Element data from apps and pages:
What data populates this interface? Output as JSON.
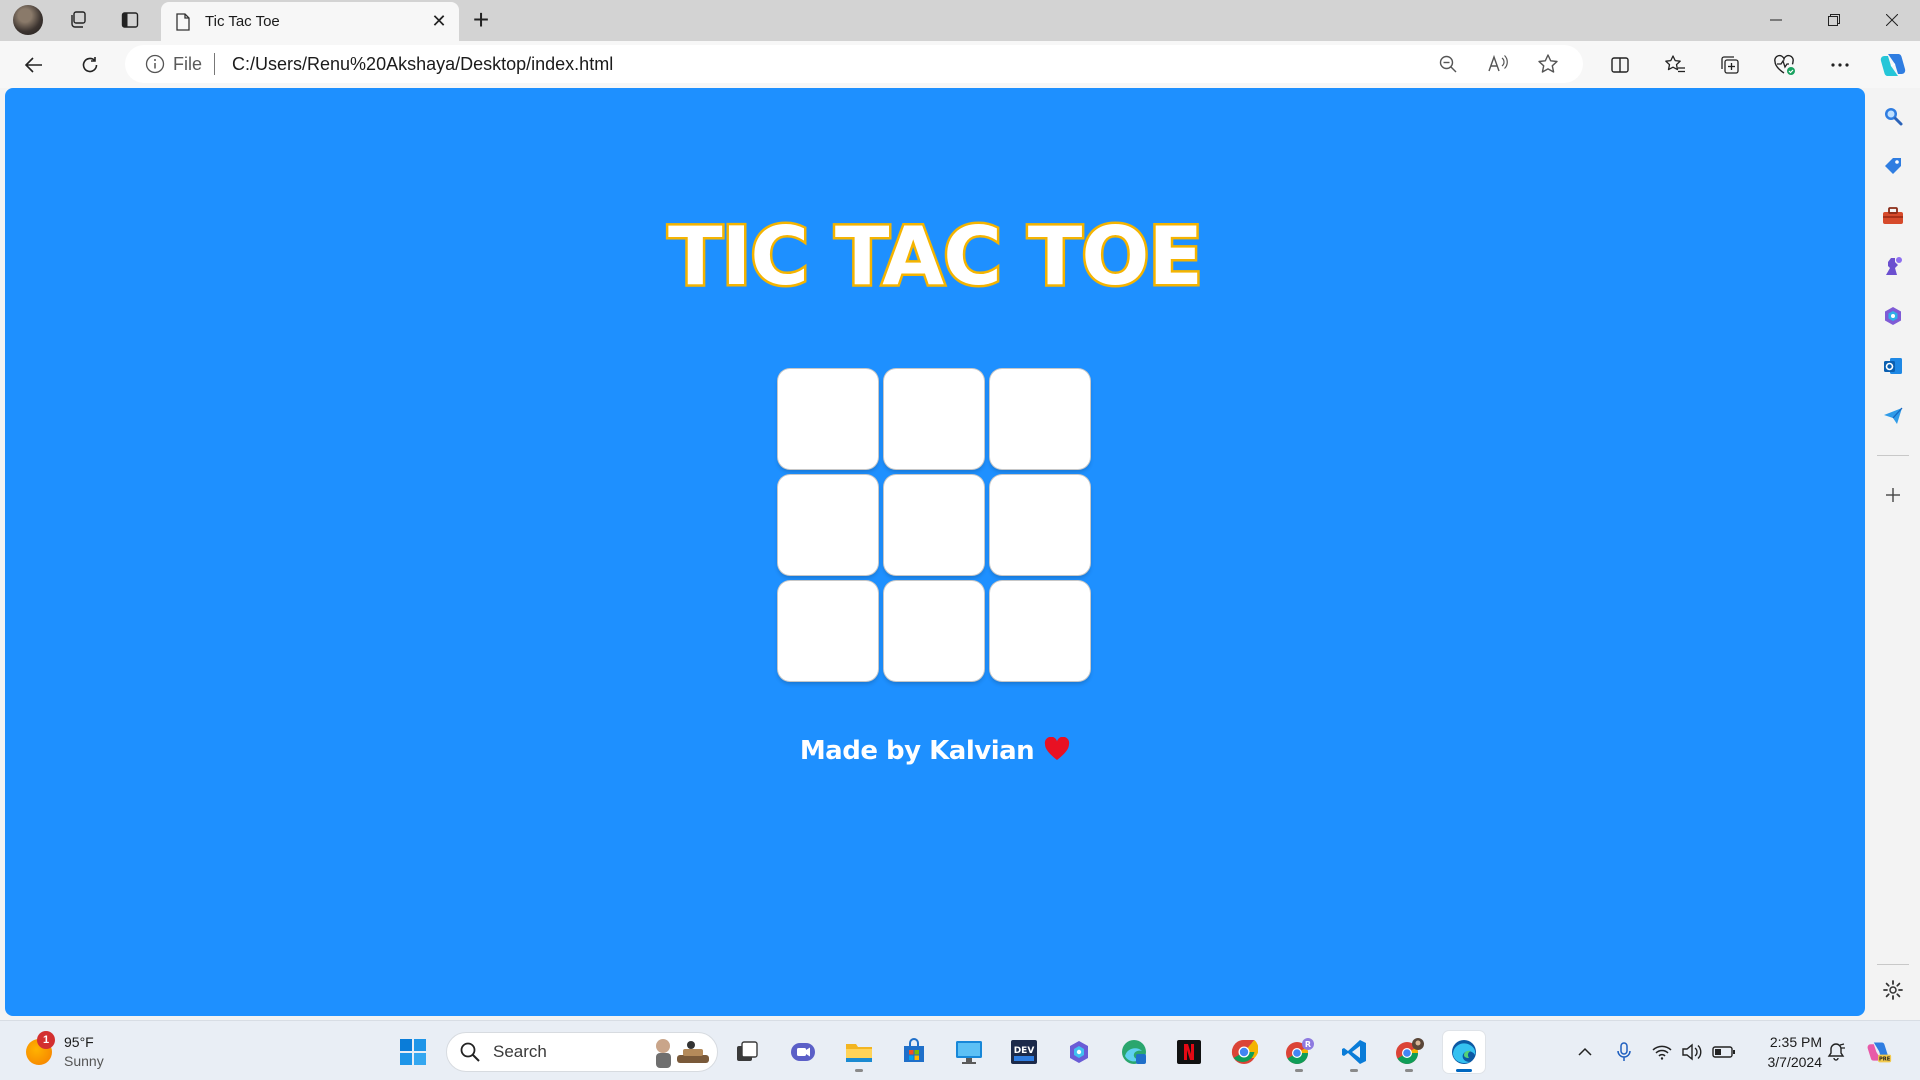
{
  "browser": {
    "tab_title": "Tic Tac Toe",
    "address_scheme_label": "File",
    "address_url": "C:/Users/Renu%20Akshaya/Desktop/index.html"
  },
  "page": {
    "title": "TIC TAC TOE",
    "board_cells": [
      "",
      "",
      "",
      "",
      "",
      "",
      "",
      "",
      ""
    ],
    "footer_text": "Made by Kalvian",
    "colors": {
      "background": "#1e90ff",
      "title_outline": "#f5b400",
      "cell": "#ffffff",
      "heart": "#e81123"
    }
  },
  "taskbar": {
    "weather": {
      "temperature": "95°F",
      "condition": "Sunny",
      "alert_count": "1"
    },
    "search_label": "Search",
    "clock": {
      "time": "2:35 PM",
      "date": "3/7/2024"
    }
  }
}
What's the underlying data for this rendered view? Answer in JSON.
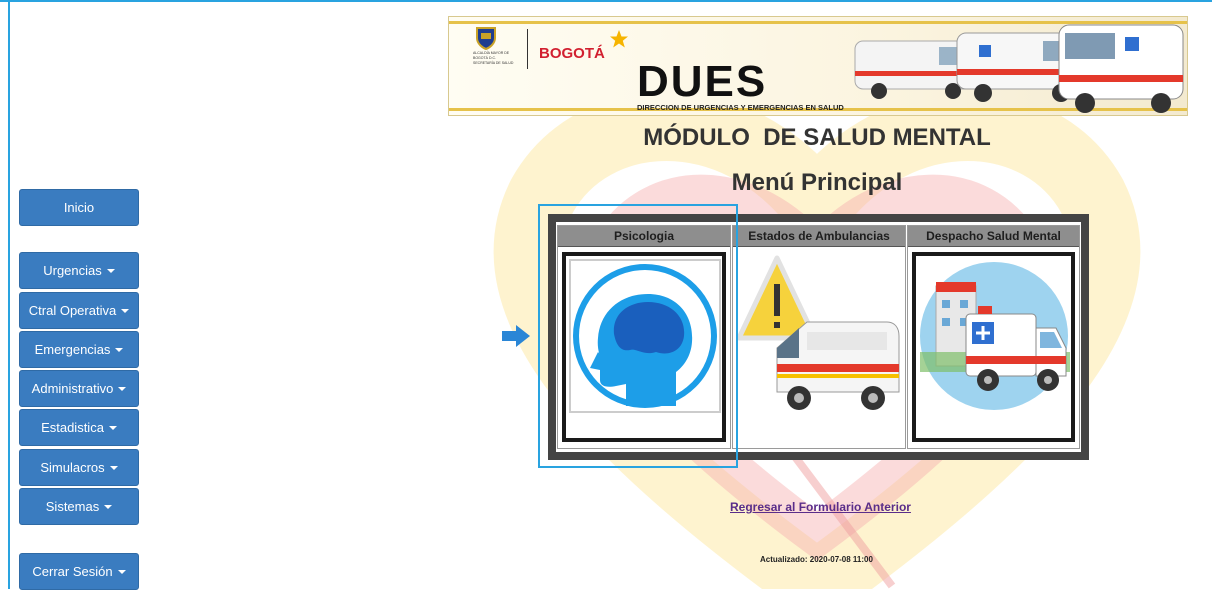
{
  "sidebar": {
    "items": [
      {
        "label": "Inicio",
        "has_caret": false
      },
      {
        "label": "Urgencias",
        "has_caret": true
      },
      {
        "label": "Ctral Operativa",
        "has_caret": true
      },
      {
        "label": "Emergencias",
        "has_caret": true
      },
      {
        "label": "Administrativo",
        "has_caret": true
      },
      {
        "label": "Estadistica",
        "has_caret": true
      },
      {
        "label": "Simulacros",
        "has_caret": true
      },
      {
        "label": "Sistemas",
        "has_caret": true
      },
      {
        "label": "Cerrar Sesión",
        "has_caret": true
      }
    ],
    "button_color": "#3a7cc0"
  },
  "banner": {
    "bogota": "BOGOTÁ",
    "dues": "DUES",
    "dues_subtitle": "DIRECCION DE URGENCIAS Y EMERGENCIAS EN SALUD",
    "alcaldia": "ALCALDÍA MAYOR DE BOGOTÁ D.C. SECRETARÍA DE SALUD"
  },
  "page": {
    "module_title": "MÓDULO  DE SALUD MENTAL",
    "menu_title": "Menú Principal"
  },
  "menu": {
    "columns": [
      {
        "header": "Psicologia",
        "icon": "head-brain-icon"
      },
      {
        "header": "Estados de Ambulancias",
        "icon": "ambulance-warning-icon"
      },
      {
        "header": "Despacho Salud Mental",
        "icon": "hospital-ambulance-icon"
      }
    ]
  },
  "footer": {
    "back_link": "Regresar al Formulario Anterior",
    "updated": "Actualizado: 2020-07-08 11:00"
  },
  "colors": {
    "accent_blue": "#29a3e0",
    "nav_blue": "#3a7cc0",
    "link_purple": "#5a2d8a"
  }
}
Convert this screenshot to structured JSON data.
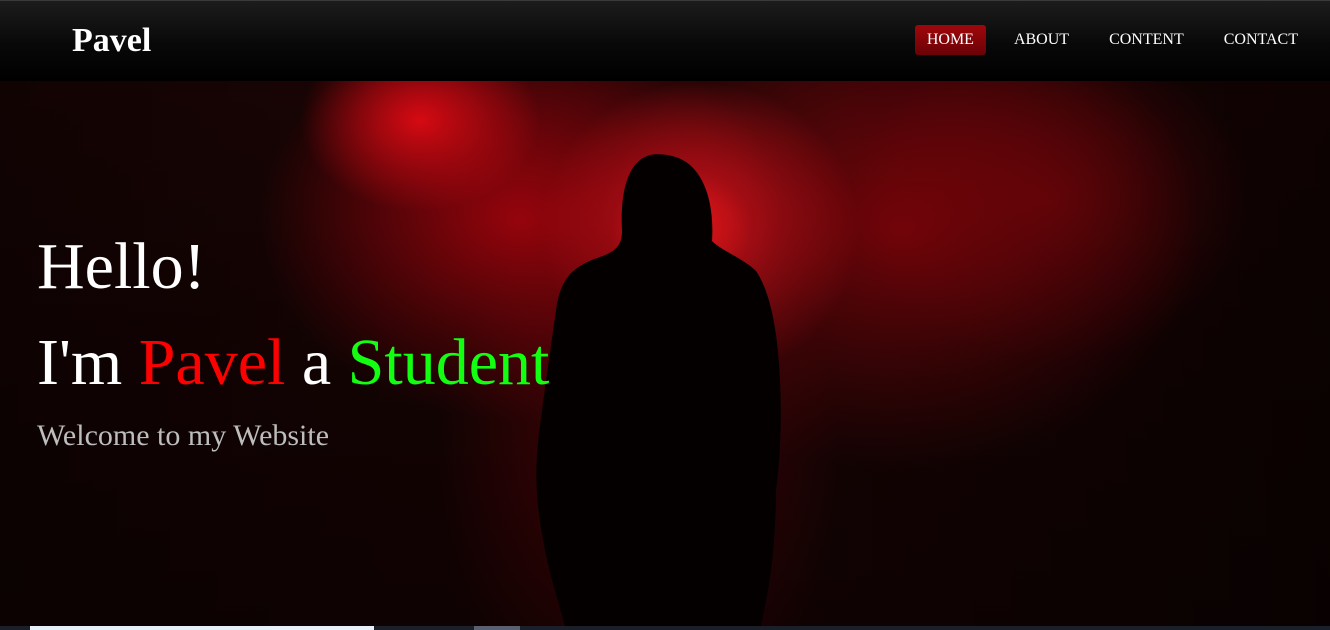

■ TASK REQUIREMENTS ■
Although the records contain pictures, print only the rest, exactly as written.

■ RESPONSE ■
What data populates this interface? Output as JSON.
{
  "browser": {
    "tab_title": "Tic Tac Toe",
    "address_scheme_label": "File",
    "address_url": "C:/Users/Renu%20Akshaya/Desktop/index.html"
  },
  "page": {
    "title": "TIC TAC TOE",
    "board_cells": [
      "",
      "",
      "",
      "",
      "",
      "",
      "",
      "",
      ""
    ],
    "footer_text": "Made by Kalvian",
    "colors": {
      "background": "#1e90ff",
      "title_outline": "#f5b400",
      "cell": "#ffffff",
      "heart": "#e81123"
    }
  },
  "taskbar": {
    "weather": {
      "temperature": "95°F",
      "condition": "Sunny",
      "alert_count": "1"
    },
    "search_label": "Search",
    "clock": {
      "time": "2:35 PM",
      "date": "3/7/2024"
    }
  }
}
What's the underlying data for this rendered view? Answer in JSON.
{
  "sidebar": {
    "items": [
      {
        "label": "Inicio",
        "has_caret": false
      },
      {
        "label": "Urgencias",
        "has_caret": true
      },
      {
        "label": "Ctral Operativa",
        "has_caret": true
      },
      {
        "label": "Emergencias",
        "has_caret": true
      },
      {
        "label": "Administrativo",
        "has_caret": true
      },
      {
        "label": "Estadistica",
        "has_caret": true
      },
      {
        "label": "Simulacros",
        "has_caret": true
      },
      {
        "label": "Sistemas",
        "has_caret": true
      },
      {
        "label": "Cerrar Sesión",
        "has_caret": true
      }
    ],
    "button_color": "#3a7cc0"
  },
  "banner": {
    "bogota": "BOGOTÁ",
    "dues": "DUES",
    "dues_subtitle": "DIRECCION DE URGENCIAS Y EMERGENCIAS EN SALUD",
    "alcaldia": "ALCALDÍA MAYOR DE BOGOTÁ D.C. SECRETARÍA DE SALUD"
  },
  "page": {
    "module_title": "MÓDULO  DE SALUD MENTAL",
    "menu_title": "Menú Principal"
  },
  "menu": {
    "columns": [
      {
        "header": "Psicologia",
        "icon": "head-brain-icon"
      },
      {
        "header": "Estados de Ambulancias",
        "icon": "ambulance-warning-icon"
      },
      {
        "header": "Despacho Salud Mental",
        "icon": "hospital-ambulance-icon"
      }
    ]
  },
  "footer": {
    "back_link": "Regresar al Formulario Anterior",
    "updated": "Actualizado: 2020-07-08 11:00"
  },
  "colors": {
    "accent_blue": "#29a3e0",
    "nav_blue": "#3a7cc0",
    "link_purple": "#5a2d8a"
  }
}
Convert this screenshot to structured JSON data.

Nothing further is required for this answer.